____ Source material

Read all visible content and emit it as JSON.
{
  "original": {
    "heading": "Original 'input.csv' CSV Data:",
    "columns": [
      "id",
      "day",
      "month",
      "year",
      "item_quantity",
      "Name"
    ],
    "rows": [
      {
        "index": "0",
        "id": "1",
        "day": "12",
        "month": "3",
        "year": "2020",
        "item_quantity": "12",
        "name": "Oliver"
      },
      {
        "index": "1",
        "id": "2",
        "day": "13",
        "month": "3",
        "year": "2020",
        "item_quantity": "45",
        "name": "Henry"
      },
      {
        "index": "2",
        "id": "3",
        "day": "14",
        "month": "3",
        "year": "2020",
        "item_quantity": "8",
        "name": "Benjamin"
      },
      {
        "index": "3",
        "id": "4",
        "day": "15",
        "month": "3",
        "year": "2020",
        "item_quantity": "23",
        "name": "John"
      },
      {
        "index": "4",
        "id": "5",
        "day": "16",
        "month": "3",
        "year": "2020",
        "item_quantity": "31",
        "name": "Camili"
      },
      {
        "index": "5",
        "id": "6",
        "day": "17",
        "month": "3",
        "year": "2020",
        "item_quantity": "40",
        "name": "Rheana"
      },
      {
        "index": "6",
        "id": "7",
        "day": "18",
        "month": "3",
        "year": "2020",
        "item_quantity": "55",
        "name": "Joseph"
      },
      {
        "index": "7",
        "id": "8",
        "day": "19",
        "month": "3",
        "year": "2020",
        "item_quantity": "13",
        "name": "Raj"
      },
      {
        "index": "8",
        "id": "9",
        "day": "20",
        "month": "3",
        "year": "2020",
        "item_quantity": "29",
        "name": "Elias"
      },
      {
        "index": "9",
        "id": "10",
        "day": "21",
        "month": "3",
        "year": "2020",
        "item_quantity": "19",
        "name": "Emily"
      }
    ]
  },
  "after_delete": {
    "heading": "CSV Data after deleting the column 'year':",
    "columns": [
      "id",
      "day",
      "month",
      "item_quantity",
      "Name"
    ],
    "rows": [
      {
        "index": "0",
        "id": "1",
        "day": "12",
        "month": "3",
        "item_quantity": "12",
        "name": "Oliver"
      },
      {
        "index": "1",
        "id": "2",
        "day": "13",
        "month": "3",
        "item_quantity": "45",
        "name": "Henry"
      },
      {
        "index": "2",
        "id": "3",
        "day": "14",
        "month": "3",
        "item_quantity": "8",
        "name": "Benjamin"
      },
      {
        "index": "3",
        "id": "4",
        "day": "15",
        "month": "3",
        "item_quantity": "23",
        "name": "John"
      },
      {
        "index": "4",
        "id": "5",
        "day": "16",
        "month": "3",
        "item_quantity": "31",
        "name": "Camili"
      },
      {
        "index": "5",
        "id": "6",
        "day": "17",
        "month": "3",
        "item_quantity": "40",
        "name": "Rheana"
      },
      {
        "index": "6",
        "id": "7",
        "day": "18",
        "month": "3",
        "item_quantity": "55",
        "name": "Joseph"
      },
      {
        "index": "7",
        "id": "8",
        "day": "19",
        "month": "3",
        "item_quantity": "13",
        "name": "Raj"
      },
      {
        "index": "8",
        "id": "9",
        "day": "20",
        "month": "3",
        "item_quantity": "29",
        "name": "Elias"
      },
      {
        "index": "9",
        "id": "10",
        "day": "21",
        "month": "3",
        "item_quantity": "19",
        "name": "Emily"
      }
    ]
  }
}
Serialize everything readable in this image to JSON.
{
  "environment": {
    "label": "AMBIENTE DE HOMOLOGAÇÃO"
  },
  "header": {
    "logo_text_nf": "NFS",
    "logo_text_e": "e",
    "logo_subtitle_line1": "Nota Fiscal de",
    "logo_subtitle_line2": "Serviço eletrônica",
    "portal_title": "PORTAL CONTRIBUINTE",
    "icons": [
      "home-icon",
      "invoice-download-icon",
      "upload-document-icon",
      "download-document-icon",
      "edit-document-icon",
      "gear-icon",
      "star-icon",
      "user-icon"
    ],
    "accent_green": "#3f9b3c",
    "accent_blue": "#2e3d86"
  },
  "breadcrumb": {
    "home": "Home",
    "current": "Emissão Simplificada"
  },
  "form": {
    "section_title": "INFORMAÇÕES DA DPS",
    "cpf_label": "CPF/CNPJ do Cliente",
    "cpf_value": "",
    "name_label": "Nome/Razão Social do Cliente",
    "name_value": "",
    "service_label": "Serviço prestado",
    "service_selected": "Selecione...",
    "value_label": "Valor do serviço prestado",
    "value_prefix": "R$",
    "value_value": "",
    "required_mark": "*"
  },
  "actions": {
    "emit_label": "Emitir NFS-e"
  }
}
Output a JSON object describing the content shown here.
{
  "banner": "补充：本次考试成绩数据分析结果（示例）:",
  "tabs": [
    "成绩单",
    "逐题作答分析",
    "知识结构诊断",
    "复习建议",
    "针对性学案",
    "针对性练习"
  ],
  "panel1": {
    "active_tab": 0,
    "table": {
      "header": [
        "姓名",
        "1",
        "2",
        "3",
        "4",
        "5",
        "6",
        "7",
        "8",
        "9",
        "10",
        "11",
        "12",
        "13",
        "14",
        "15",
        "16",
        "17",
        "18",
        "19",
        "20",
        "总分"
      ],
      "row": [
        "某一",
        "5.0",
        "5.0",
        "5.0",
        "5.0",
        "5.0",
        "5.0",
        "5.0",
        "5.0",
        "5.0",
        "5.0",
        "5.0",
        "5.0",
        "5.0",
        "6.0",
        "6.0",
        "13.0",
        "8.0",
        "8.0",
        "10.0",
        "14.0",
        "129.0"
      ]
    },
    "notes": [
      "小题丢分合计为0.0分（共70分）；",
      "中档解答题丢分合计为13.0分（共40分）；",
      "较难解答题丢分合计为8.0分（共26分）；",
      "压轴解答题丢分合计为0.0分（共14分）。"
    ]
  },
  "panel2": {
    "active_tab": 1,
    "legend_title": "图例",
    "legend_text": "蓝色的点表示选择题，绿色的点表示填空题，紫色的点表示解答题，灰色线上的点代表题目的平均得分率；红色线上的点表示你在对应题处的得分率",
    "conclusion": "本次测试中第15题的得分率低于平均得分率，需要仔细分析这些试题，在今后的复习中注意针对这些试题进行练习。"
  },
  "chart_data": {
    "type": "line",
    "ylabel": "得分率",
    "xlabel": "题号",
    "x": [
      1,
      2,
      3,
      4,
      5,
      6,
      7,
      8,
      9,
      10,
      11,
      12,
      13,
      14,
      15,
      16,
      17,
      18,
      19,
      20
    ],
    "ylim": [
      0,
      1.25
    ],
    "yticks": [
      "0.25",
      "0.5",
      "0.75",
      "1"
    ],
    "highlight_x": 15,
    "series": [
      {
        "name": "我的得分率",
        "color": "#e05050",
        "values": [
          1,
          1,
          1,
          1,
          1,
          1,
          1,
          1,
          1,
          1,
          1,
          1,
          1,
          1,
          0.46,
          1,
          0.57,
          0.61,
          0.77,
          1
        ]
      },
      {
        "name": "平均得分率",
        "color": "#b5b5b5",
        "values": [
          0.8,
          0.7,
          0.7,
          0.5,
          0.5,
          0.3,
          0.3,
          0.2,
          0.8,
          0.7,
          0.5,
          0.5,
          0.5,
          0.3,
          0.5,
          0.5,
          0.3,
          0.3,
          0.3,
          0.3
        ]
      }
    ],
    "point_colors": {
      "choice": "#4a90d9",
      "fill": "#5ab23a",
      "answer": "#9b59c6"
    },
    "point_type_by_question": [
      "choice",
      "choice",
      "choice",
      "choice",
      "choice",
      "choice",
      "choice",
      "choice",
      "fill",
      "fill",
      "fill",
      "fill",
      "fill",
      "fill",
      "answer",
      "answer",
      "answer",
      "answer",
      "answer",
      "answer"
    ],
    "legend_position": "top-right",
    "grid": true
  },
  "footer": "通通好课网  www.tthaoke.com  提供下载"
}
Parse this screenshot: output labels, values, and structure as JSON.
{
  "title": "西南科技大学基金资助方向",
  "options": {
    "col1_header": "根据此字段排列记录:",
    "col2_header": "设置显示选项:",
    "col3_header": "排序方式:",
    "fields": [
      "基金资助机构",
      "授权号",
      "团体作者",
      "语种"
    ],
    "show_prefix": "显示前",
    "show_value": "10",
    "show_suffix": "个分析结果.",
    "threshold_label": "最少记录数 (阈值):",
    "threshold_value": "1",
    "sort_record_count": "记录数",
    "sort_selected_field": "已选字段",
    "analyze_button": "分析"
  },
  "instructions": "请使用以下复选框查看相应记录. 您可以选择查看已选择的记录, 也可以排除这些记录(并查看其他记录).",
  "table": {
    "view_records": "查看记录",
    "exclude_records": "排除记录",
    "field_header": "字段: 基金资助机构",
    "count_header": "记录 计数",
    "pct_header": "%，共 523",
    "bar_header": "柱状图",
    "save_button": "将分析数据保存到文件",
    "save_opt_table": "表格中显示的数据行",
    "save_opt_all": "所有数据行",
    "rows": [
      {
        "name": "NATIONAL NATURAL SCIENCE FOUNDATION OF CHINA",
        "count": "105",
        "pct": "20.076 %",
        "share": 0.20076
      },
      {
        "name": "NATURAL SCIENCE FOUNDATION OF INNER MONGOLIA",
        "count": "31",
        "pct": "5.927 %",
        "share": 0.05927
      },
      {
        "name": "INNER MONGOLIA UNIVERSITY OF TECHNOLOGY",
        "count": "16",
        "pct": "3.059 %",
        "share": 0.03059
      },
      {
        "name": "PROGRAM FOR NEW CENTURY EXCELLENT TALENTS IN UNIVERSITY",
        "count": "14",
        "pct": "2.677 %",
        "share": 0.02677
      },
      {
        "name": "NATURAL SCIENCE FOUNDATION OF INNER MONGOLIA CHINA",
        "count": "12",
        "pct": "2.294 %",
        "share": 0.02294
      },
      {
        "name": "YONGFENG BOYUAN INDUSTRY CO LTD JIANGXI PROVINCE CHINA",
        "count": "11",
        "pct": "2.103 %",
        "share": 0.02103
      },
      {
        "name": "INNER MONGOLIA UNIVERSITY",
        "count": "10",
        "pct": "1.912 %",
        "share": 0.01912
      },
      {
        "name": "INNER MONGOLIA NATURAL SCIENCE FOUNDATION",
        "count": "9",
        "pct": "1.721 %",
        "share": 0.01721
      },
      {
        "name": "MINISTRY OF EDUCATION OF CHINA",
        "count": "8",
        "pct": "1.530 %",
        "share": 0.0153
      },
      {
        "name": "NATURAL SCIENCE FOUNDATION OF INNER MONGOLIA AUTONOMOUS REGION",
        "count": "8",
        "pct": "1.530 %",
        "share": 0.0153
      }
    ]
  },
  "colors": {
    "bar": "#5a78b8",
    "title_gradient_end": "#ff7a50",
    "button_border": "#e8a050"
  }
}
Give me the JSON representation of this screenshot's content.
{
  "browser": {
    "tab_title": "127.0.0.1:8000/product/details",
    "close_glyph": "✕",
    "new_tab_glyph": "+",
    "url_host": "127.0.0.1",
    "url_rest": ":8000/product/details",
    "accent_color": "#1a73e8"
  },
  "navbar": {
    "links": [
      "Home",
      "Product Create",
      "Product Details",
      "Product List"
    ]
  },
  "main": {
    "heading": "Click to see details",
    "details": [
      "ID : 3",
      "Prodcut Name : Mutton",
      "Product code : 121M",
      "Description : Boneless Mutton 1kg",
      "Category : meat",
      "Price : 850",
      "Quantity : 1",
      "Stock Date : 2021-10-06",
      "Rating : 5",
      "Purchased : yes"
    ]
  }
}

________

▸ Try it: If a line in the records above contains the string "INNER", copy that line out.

▸ Response area:
        "name": "NATURAL SCIENCE FOUNDATION OF INNER MONGOLIA",
        "name": "INNER MONGOLIA UNIVERSITY OF TECHNOLOGY",
        "name": "NATURAL SCIENCE FOUNDATION OF INNER MONGOLIA CHINA",
        "name": "INNER MONGOLIA UNIVERSITY",
        "name": "INNER MONGOLIA NATURAL SCIENCE FOUNDATION",
        "name": "NATURAL SCIENCE FOUNDATION OF INNER MONGOLIA AUTONOMOUS REGION",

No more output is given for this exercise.